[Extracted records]
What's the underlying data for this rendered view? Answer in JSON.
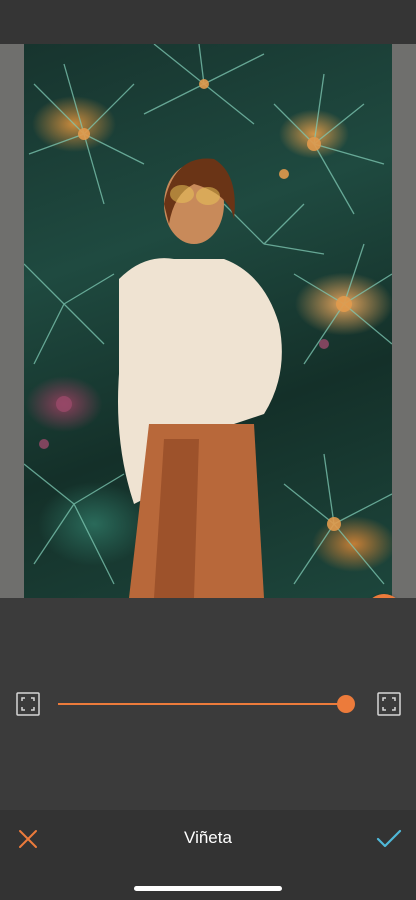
{
  "colors": {
    "accent": "#ec7b3b",
    "confirm": "#4fb8d8",
    "background": "#3b3b3b",
    "bottom_bar": "#333333"
  },
  "icons": {
    "split_view": "split-compare-icon",
    "frame_min": "frame-corners-icon",
    "frame_max": "frame-corners-icon",
    "cancel": "close-icon",
    "confirm": "checkmark-icon"
  },
  "tool": {
    "title": "Viñeta"
  },
  "slider": {
    "value_fraction": 0.96
  }
}
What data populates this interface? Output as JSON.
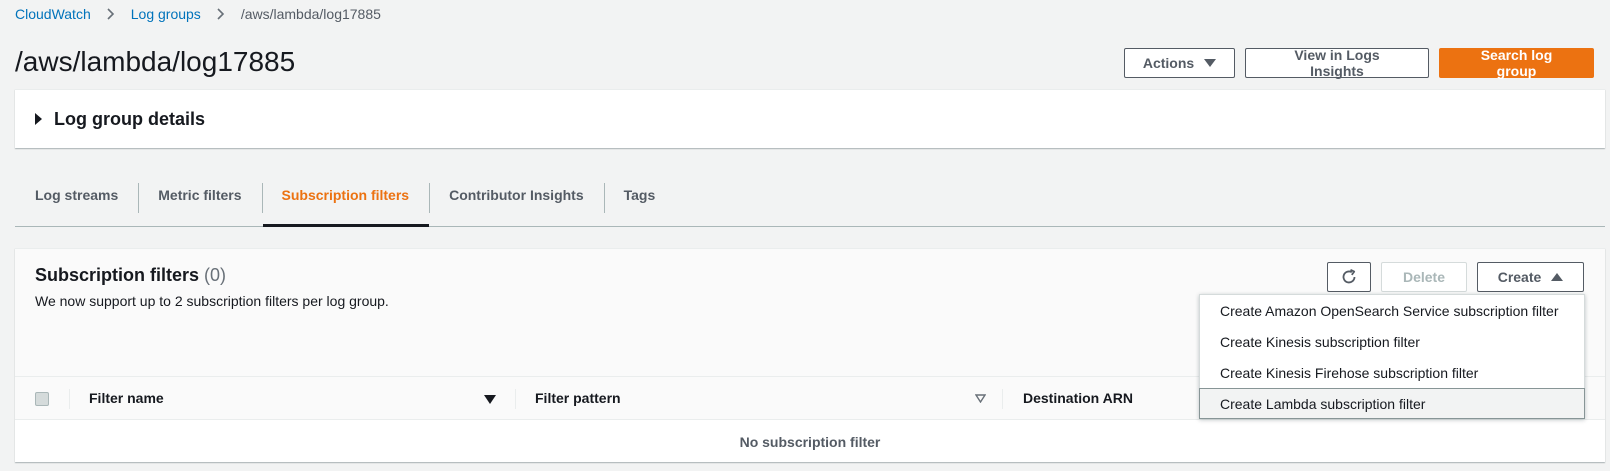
{
  "breadcrumb": {
    "items": [
      "CloudWatch",
      "Log groups"
    ],
    "current": "/aws/lambda/log17885"
  },
  "header": {
    "title": "/aws/lambda/log17885",
    "actions_label": "Actions",
    "logs_insights_label": "View in Logs Insights",
    "search_label": "Search log group"
  },
  "details": {
    "label": "Log group details"
  },
  "tabs": [
    {
      "label": "Log streams",
      "active": false
    },
    {
      "label": "Metric filters",
      "active": false
    },
    {
      "label": "Subscription filters",
      "active": true
    },
    {
      "label": "Contributor Insights",
      "active": false
    },
    {
      "label": "Tags",
      "active": false
    }
  ],
  "subscription": {
    "title": "Subscription filters",
    "count": "(0)",
    "description": "We now support up to 2 subscription filters per log group.",
    "delete_label": "Delete",
    "create_label": "Create"
  },
  "table": {
    "columns": [
      "Filter name",
      "Filter pattern",
      "Destination ARN"
    ],
    "empty": "No subscription filter"
  },
  "create_menu": {
    "items": [
      "Create Amazon OpenSearch Service subscription filter",
      "Create Kinesis subscription filter",
      "Create Kinesis Firehose subscription filter",
      "Create Lambda subscription filter"
    ],
    "highlighted": 3
  },
  "colors": {
    "link": "#0073bb",
    "accent": "#ec7211",
    "text": "#16191f"
  },
  "icons": [
    "chevron-right-icon",
    "caret-down-icon",
    "caret-up-icon",
    "refresh-icon",
    "caret-right-icon",
    "sort-down-icon"
  ]
}
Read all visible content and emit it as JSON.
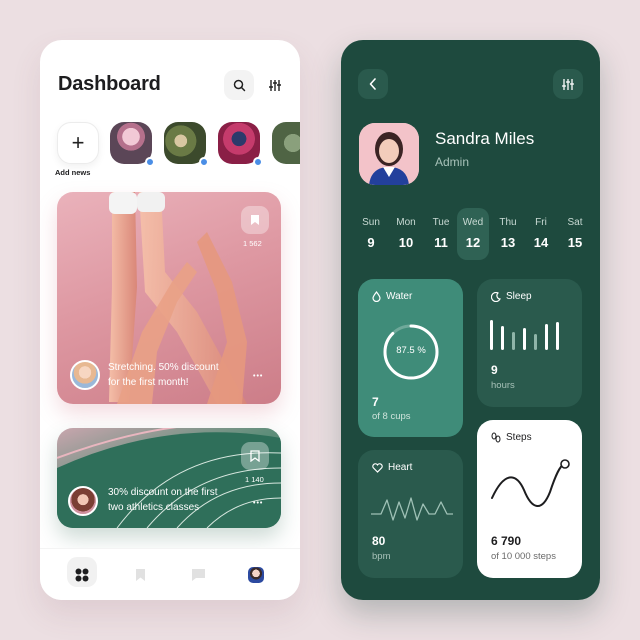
{
  "dashboard": {
    "title": "Dashboard",
    "stories": {
      "add_label": "Add news"
    },
    "posts": [
      {
        "text_line1": "Stretching. 50% discount",
        "text_line2": "for the first month!",
        "count": "1 562",
        "more": "•••"
      },
      {
        "text_line1": "30% discount on the first",
        "text_line2": "two athletics classes",
        "count": "1 140",
        "more": "•••"
      }
    ],
    "nav": [
      "grid-icon",
      "bookmark-icon",
      "chat-icon",
      "profile-avatar"
    ]
  },
  "profile": {
    "name": "Sandra Miles",
    "role": "Admin",
    "week": [
      {
        "name": "Sun",
        "date": "9"
      },
      {
        "name": "Mon",
        "date": "10"
      },
      {
        "name": "Tue",
        "date": "11"
      },
      {
        "name": "Wed",
        "date": "12"
      },
      {
        "name": "Thu",
        "date": "13"
      },
      {
        "name": "Fri",
        "date": "14"
      },
      {
        "name": "Sat",
        "date": "15"
      }
    ],
    "active_day": "Wed",
    "water": {
      "label": "Water",
      "percent": "87.5 %",
      "value": "7",
      "sub": "of 8 cups",
      "progress": 0.875
    },
    "sleep": {
      "label": "Sleep",
      "value": "9",
      "sub": "hours"
    },
    "heart": {
      "label": "Heart",
      "value": "80",
      "sub": "bpm"
    },
    "steps": {
      "label": "Steps",
      "value": "6 790",
      "sub": "of 10 000 steps"
    }
  },
  "colors": {
    "background": "#ecdfe2",
    "dark_green": "#1e4a3e",
    "tile_green": "#2f6254",
    "water_tile": "#3f8c79",
    "white": "#ffffff"
  }
}
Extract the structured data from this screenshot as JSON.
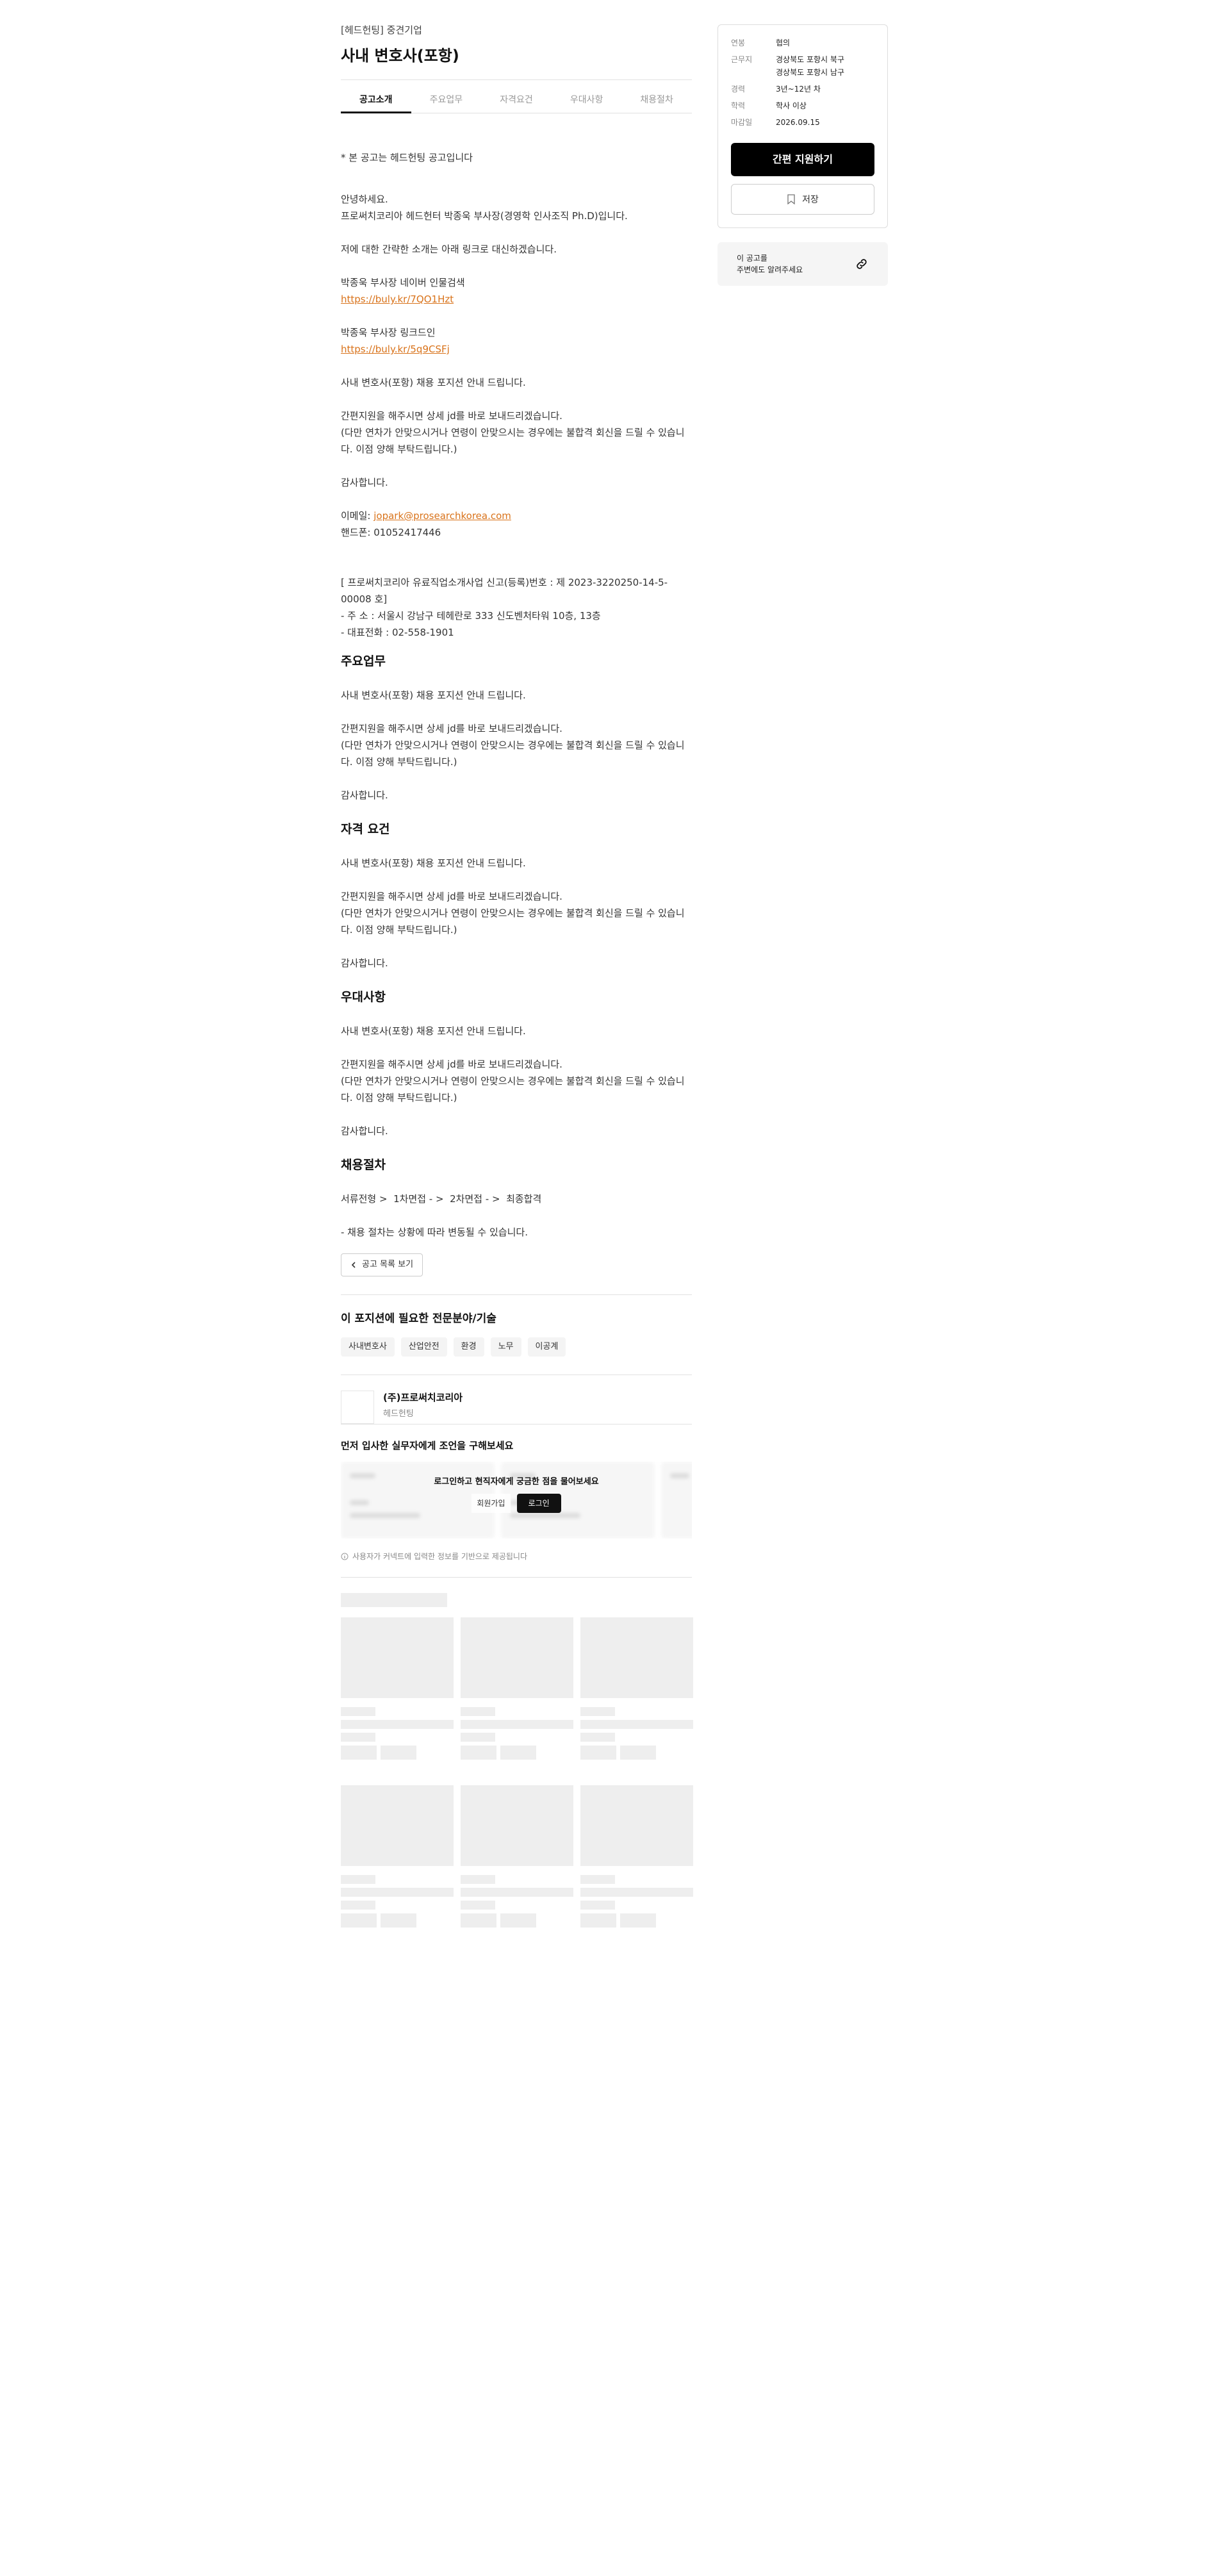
{
  "job": {
    "company_line": "[헤드헌팅] 중견기업",
    "title": "사내 변호사(포항)"
  },
  "tabs": [
    {
      "label": "공고소개"
    },
    {
      "label": "주요업무"
    },
    {
      "label": "자격요건"
    },
    {
      "label": "우대사항"
    },
    {
      "label": "채용절차"
    }
  ],
  "intro": {
    "notice": "* 본 공고는 헤드헌팅 공고입니다",
    "greeting": "안녕하세요.\n프로써치코리아 헤드헌터 박종욱 부사장(경영학 인사조직 Ph.D)입니다.",
    "intro_line": "저에 대한 간략한 소개는 아래 링크로 대신하겠습니다.",
    "naver_label": "박종욱 부사장 네이버 인물검색",
    "naver_link": "https://buly.kr/7QO1Hzt",
    "linkedin_label": "박종욱 부사장 링크드인",
    "linkedin_link": "https://buly.kr/5q9CSFj",
    "position_line": "사내 변호사(포항) 채용 포지션 안내 드립니다.",
    "request": "간편지원을 해주시면 상세 jd를 바로 보내드리겠습니다.\n(다만 연차가 안맞으시거나 연령이 안맞으시는 경우에는 불합격 회신을 드릴 수 있습니다. 이점 양해 부탁드립니다.)",
    "thanks": "감사합니다.",
    "email_label": "이메일: ",
    "email": "jopark@prosearchkorea.com",
    "phone": "핸드폰: 01052417446",
    "registration": "[ 프로써치코리아 유료직업소개사업 신고(등록)번호 : 제 2023-3220250-14-5-00008 호]\n- 주 소 : 서울시 강남구 테헤란로 333 신도벤처타워 10층, 13층\n- 대표전화 : 02-558-1901"
  },
  "sections": {
    "duties": {
      "title": "주요업무",
      "line1": "사내 변호사(포항) 채용 포지션 안내 드립니다.",
      "line2": "간편지원을 해주시면 상세 jd를 바로 보내드리겠습니다.\n(다만 연차가 안맞으시거나 연령이 안맞으시는 경우에는 불합격 회신을 드릴 수 있습니다. 이점 양해 부탁드립니다.)",
      "line3": "감사합니다."
    },
    "requirements": {
      "title": "자격 요건",
      "line1": "사내 변호사(포항) 채용 포지션 안내 드립니다.",
      "line2": "간편지원을 해주시면 상세 jd를 바로 보내드리겠습니다.\n(다만 연차가 안맞으시거나 연령이 안맞으시는 경우에는 불합격 회신을 드릴 수 있습니다. 이점 양해 부탁드립니다.)",
      "line3": "감사합니다."
    },
    "preferred": {
      "title": "우대사항",
      "line1": "사내 변호사(포항) 채용 포지션 안내 드립니다.",
      "line2": "간편지원을 해주시면 상세 jd를 바로 보내드리겠습니다.\n(다만 연차가 안맞으시거나 연령이 안맞으시는 경우에는 불합격 회신을 드릴 수 있습니다. 이점 양해 부탁드립니다.)",
      "line3": "감사합니다."
    },
    "process": {
      "title": "채용절차",
      "steps": "서류전형 >  1차면접 - >  2차면접 - >  최종합격",
      "note": "- 채용 절차는 상황에 따라 변동될 수 있습니다."
    }
  },
  "back_button": "공고 목록 보기",
  "skills": {
    "title": "이 포지션에 필요한 전문분야/기술",
    "chips": [
      "사내변호사",
      "산업안전",
      "환경",
      "노무",
      "이공계"
    ]
  },
  "company": {
    "name": "(주)프로써치코리아",
    "type": "헤드헌팅"
  },
  "advice": {
    "title": "먼저 입사한 실무자에게 조언을 구해보세요",
    "message": "로그인하고 현직자에게 궁금한 점을 물어보세요",
    "signup": "회원가입",
    "login": "로그인",
    "note": "사용자가 커넥트에 입력한 정보를 기반으로 제공됩니다"
  },
  "sidebar": {
    "rows": [
      {
        "label": "연봉",
        "value": "협의"
      },
      {
        "label": "근무지",
        "value": "경상북도 포항시 북구\n경상북도 포항시 남구"
      },
      {
        "label": "경력",
        "value": "3년~12년 차"
      },
      {
        "label": "학력",
        "value": "학사 이상"
      },
      {
        "label": "마감일",
        "value": "2026.09.15"
      }
    ],
    "apply": "간편 지원하기",
    "save": "저장",
    "share_text": "이 공고를\n주변에도 알려주세요"
  },
  "colors": {
    "link": "#d9731b",
    "primary": "#000000",
    "skeleton": "#eeeeee"
  }
}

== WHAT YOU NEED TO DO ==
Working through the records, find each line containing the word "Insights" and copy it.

== WRITTEN RESPONSE ==
    "logs_insights_label": "View in Logs Insights",
      "label": "Contributor Insights",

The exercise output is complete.